Change Your Vocabulary and Change Your Focus Mon 24 Sep 07
I often hear IT folks talk of projects such as converting plants on to one system, or reorganizing all of IT into one centrally controlled IT group. When you ask them why they are advocating these things the answer is often - efficiency. Wouldn't things be better if everyone was on the same system or if we were all in the same group? I guess it a characteristic trait of people in technological fields, we want to make things better.
While I certainly appreciate the benefits of being more efficient I can help but want to ask two questions. First, more efficient for whom? Hopefully it is the business operations that we've made more efficient and not just the IT operations? And secondly, for whom does this make things better? Again, hopefully it is the business that is reaping most of the benefits of this improved efficiency.
Too often however the answer is to both questions is IT. We puff up our chests and proudly exclaim about the great job we've done in reducing our costs and improving our operations. If we look closely though we just might see that those outside of IT don't share our enthusiasm. We tend to be too internally focused on ourselves and on efficiency / cost reduction. The good news is that's what we're good at doing. The bad news is while it is nice that really isn't what the business see as our most important role. This internal/efficiency focus helps explain how it is that while the CEO may feel information technology is important to success of the company, the information technology department isn't. We've made ourselves into a utility and left the business to fend for it self on the strategic use of information technology.

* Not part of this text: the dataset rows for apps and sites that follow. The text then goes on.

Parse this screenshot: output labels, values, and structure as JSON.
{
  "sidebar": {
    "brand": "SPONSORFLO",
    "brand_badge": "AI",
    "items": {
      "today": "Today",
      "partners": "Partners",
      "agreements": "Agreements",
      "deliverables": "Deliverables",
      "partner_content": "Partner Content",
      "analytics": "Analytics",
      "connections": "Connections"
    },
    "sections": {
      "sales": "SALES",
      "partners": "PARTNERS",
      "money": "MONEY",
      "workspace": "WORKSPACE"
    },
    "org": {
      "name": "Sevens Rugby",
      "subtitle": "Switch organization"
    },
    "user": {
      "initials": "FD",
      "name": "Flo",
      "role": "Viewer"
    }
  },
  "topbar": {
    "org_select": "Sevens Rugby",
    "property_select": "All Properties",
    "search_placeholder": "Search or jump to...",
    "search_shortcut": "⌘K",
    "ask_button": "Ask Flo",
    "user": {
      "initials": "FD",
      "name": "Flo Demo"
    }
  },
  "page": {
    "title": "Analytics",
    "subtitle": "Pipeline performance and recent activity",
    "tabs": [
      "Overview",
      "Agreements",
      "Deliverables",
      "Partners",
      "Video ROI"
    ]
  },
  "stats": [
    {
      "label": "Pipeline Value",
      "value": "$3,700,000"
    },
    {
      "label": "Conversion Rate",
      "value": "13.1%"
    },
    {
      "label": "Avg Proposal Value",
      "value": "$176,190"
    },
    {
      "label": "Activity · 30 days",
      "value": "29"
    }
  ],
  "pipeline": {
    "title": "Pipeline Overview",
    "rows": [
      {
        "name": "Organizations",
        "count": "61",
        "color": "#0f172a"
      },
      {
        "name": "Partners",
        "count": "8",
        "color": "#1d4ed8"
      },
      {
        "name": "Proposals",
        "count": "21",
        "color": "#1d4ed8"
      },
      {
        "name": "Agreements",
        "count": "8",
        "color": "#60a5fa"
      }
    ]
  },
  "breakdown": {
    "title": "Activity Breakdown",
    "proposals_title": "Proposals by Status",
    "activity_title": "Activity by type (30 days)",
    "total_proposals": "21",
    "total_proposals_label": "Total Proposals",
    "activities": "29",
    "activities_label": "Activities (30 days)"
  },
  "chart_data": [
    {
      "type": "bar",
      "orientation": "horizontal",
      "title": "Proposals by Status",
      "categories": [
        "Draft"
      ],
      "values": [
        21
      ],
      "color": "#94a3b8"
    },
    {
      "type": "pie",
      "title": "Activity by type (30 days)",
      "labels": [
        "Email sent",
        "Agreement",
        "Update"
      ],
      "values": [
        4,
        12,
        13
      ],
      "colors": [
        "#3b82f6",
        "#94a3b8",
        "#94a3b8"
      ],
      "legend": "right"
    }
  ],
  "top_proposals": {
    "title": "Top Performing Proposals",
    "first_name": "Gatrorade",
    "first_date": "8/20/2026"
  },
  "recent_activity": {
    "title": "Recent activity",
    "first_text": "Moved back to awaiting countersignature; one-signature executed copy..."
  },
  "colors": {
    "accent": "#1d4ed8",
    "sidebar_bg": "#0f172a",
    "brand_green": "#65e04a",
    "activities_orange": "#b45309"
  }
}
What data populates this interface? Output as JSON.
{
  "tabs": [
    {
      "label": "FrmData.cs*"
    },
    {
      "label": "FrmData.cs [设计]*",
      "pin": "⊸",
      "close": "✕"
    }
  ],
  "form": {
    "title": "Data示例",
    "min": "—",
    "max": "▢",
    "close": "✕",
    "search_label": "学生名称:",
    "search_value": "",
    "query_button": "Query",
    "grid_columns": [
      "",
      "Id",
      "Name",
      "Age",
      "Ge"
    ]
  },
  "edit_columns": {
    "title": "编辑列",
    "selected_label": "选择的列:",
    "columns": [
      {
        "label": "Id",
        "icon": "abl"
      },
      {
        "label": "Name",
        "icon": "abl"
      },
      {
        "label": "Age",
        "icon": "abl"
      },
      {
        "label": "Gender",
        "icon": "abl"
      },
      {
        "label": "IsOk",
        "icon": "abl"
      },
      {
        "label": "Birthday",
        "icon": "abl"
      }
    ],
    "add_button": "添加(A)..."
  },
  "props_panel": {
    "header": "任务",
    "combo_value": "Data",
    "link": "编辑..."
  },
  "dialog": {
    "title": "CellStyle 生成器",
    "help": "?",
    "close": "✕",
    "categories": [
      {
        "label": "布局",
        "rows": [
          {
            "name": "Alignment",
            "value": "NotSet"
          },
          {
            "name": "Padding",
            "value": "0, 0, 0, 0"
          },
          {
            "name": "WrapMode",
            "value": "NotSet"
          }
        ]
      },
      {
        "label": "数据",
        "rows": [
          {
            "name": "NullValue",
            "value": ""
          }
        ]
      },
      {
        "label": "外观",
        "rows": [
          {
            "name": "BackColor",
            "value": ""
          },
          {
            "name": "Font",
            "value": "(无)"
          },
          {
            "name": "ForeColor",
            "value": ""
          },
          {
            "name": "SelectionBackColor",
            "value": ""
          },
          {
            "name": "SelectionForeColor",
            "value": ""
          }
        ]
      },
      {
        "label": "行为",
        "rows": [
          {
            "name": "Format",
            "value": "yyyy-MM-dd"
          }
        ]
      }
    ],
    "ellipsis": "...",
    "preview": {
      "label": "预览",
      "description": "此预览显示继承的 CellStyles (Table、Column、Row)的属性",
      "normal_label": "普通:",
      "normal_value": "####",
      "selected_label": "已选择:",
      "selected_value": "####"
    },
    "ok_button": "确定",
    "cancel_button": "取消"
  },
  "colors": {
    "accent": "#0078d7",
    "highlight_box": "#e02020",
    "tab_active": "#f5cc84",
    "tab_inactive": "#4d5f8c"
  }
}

I'd like to suggest that we change our focus and let's start by changing our vocabulary.